TASK REQUIREMENTS |
Using the records that follow, work out the number of lines with the word "fill" in them; reply with that number only.

Data excerpts |

================================

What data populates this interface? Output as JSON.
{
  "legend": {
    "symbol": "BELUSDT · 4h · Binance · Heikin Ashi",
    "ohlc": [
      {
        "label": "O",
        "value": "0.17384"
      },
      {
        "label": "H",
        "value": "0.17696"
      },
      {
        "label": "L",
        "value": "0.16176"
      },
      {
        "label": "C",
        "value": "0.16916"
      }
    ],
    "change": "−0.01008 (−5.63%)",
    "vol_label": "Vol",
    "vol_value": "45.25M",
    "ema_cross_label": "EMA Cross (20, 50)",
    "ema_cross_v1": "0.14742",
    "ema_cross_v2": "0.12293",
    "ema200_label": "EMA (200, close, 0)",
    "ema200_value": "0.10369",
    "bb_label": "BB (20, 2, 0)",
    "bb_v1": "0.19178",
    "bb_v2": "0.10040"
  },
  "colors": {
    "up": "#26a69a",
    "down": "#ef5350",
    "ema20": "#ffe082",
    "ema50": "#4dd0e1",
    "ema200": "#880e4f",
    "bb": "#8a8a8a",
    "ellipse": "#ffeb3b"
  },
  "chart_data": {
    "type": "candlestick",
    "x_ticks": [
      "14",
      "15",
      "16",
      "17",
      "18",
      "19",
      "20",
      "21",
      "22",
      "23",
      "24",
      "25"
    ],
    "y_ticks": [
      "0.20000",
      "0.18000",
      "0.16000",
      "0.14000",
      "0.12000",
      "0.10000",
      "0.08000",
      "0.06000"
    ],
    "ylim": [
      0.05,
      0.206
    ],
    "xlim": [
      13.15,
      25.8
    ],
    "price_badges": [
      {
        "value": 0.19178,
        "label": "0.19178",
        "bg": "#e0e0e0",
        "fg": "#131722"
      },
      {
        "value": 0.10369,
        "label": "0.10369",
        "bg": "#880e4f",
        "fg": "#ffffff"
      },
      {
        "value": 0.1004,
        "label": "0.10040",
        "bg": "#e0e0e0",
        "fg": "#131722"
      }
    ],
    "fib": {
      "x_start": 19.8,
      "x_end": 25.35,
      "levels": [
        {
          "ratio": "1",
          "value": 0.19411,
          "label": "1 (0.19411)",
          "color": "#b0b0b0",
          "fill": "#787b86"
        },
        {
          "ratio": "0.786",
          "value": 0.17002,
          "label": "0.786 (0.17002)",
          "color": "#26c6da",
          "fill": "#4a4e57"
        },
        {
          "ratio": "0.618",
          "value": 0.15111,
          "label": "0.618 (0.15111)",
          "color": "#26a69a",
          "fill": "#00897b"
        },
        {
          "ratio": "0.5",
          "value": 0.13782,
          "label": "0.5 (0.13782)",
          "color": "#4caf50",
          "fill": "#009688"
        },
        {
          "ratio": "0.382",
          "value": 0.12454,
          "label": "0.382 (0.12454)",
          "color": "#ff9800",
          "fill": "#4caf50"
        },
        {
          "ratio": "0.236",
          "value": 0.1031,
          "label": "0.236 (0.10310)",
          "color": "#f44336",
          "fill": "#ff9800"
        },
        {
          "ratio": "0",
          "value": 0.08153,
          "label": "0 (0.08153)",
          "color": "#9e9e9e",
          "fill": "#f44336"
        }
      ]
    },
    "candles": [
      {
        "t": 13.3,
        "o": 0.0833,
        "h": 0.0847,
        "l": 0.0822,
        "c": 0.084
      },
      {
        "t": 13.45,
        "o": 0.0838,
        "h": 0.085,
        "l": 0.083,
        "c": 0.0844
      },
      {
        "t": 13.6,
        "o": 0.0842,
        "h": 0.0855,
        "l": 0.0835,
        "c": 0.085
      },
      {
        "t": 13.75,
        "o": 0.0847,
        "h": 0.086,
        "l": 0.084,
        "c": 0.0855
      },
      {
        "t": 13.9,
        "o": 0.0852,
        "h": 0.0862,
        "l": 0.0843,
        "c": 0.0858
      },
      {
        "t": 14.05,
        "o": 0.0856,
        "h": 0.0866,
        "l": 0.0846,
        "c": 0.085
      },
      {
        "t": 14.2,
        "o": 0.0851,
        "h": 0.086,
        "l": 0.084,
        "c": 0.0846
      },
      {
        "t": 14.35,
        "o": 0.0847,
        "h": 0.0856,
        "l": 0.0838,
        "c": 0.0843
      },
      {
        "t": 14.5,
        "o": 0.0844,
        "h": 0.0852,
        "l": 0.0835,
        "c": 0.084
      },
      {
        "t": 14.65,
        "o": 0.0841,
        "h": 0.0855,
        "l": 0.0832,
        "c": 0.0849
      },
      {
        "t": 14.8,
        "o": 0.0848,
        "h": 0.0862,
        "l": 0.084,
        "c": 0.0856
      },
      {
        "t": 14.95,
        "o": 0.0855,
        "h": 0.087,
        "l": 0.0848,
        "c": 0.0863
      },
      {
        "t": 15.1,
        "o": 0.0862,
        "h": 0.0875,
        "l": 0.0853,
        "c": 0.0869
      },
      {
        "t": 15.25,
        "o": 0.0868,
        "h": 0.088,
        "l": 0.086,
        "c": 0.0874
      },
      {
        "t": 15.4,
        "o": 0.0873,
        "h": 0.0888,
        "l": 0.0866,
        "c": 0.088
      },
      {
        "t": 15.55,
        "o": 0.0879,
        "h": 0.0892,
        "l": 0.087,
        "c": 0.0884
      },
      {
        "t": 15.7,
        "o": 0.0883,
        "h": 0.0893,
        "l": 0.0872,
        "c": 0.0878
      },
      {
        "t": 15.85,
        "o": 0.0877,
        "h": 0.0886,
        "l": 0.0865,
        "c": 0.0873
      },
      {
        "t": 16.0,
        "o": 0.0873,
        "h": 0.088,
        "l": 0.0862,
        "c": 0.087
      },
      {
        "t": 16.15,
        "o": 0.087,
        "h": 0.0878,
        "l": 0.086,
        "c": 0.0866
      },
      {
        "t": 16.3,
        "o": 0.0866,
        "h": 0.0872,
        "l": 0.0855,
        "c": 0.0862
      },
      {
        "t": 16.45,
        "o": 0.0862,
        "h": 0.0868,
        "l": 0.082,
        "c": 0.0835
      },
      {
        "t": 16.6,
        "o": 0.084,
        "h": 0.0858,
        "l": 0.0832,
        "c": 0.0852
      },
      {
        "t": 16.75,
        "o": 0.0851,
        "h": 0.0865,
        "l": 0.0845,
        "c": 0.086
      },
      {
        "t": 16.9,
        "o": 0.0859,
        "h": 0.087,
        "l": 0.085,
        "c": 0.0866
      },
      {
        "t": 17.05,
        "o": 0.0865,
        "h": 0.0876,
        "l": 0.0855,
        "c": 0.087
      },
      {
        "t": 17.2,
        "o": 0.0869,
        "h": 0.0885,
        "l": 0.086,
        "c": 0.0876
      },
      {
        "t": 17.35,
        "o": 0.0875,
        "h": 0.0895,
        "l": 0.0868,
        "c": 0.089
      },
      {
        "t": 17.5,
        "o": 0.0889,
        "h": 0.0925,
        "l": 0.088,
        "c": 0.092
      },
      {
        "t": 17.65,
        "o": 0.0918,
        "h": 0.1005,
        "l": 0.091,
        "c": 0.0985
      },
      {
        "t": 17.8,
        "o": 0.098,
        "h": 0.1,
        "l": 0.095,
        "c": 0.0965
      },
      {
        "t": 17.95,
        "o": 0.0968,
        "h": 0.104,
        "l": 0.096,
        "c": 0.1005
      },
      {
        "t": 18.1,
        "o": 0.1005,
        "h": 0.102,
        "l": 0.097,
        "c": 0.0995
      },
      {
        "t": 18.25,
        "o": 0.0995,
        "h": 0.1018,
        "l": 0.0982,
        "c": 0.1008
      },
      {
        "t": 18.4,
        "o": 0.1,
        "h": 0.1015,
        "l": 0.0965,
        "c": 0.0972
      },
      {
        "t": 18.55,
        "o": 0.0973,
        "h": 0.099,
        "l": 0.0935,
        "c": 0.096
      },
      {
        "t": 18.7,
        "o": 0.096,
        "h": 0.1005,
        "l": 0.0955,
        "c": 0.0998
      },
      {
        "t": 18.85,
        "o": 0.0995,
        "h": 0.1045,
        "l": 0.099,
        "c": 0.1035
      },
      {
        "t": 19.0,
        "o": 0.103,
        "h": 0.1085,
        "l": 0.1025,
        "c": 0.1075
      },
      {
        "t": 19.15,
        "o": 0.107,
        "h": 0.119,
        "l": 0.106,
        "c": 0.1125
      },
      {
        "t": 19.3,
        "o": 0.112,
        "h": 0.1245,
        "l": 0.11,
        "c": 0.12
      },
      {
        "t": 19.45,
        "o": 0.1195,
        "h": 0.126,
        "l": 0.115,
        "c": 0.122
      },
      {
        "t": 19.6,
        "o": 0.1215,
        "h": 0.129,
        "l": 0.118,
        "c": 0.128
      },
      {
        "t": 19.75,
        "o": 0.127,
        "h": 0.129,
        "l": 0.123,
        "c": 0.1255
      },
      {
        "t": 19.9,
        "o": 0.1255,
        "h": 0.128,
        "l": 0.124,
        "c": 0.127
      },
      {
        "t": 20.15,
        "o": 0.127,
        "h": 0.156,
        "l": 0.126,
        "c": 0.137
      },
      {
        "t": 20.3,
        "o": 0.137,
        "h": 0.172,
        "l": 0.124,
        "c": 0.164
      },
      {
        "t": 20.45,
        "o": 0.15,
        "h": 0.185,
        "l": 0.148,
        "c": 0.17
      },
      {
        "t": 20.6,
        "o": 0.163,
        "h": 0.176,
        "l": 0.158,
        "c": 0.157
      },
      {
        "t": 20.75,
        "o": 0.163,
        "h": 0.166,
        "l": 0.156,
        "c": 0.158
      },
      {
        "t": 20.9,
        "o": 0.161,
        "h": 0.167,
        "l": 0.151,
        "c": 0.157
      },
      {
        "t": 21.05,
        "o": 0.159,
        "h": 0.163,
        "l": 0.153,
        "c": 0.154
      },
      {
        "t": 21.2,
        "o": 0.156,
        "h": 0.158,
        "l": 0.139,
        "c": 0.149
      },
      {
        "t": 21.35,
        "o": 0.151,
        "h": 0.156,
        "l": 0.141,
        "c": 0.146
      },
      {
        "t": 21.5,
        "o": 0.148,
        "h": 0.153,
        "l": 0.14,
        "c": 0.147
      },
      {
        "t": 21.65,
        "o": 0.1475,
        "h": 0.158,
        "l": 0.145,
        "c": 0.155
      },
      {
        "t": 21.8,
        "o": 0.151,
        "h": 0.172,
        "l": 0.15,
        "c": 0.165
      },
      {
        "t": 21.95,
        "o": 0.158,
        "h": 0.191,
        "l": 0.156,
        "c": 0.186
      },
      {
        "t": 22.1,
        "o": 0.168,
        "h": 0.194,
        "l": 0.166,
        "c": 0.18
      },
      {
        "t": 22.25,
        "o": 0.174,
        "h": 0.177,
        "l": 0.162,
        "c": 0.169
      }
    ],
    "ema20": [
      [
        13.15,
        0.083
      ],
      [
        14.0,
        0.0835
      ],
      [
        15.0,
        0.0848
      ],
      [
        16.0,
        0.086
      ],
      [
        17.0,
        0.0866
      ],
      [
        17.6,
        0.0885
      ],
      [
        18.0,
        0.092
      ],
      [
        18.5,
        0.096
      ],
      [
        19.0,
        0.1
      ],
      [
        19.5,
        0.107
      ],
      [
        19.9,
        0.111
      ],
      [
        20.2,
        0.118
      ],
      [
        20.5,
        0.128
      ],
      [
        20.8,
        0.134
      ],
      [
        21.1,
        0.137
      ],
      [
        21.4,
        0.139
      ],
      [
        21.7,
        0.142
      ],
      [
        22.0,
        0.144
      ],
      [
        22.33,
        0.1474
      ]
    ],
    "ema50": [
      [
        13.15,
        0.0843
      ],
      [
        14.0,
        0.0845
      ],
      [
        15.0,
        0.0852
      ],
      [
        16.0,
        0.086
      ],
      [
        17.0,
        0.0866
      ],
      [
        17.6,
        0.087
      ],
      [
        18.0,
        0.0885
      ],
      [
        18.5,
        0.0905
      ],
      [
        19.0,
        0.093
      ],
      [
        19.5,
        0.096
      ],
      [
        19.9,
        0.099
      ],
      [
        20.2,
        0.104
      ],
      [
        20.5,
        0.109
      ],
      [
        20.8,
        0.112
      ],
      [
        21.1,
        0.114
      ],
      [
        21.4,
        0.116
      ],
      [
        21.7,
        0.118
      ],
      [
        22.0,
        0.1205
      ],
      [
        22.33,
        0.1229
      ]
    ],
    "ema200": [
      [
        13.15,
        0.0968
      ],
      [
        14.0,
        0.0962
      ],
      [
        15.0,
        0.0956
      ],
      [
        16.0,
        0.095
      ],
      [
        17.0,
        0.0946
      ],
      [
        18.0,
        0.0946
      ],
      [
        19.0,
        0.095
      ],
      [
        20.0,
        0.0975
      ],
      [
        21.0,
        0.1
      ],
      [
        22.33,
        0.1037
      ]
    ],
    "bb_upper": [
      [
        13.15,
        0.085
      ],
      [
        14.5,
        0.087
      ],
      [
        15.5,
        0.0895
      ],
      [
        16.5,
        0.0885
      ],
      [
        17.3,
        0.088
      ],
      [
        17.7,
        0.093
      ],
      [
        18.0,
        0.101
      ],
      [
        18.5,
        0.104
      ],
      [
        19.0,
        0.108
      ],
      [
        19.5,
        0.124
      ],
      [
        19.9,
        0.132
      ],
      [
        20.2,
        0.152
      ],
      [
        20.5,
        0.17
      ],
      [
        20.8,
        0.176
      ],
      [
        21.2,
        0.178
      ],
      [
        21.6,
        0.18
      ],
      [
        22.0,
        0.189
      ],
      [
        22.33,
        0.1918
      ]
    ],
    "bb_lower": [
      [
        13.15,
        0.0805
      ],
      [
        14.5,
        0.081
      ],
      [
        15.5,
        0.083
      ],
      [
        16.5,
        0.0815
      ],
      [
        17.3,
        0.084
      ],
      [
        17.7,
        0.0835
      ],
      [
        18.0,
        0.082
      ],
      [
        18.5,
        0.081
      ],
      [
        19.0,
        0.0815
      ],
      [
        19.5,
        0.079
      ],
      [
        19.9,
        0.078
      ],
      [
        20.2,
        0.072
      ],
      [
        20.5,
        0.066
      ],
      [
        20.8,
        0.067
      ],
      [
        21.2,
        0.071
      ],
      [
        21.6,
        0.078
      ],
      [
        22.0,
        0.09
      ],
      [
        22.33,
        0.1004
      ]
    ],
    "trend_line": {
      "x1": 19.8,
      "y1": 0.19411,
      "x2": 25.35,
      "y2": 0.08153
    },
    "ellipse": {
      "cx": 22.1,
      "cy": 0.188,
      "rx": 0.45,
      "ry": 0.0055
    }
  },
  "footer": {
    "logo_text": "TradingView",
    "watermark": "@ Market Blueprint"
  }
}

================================

ANSWER SPACE |
7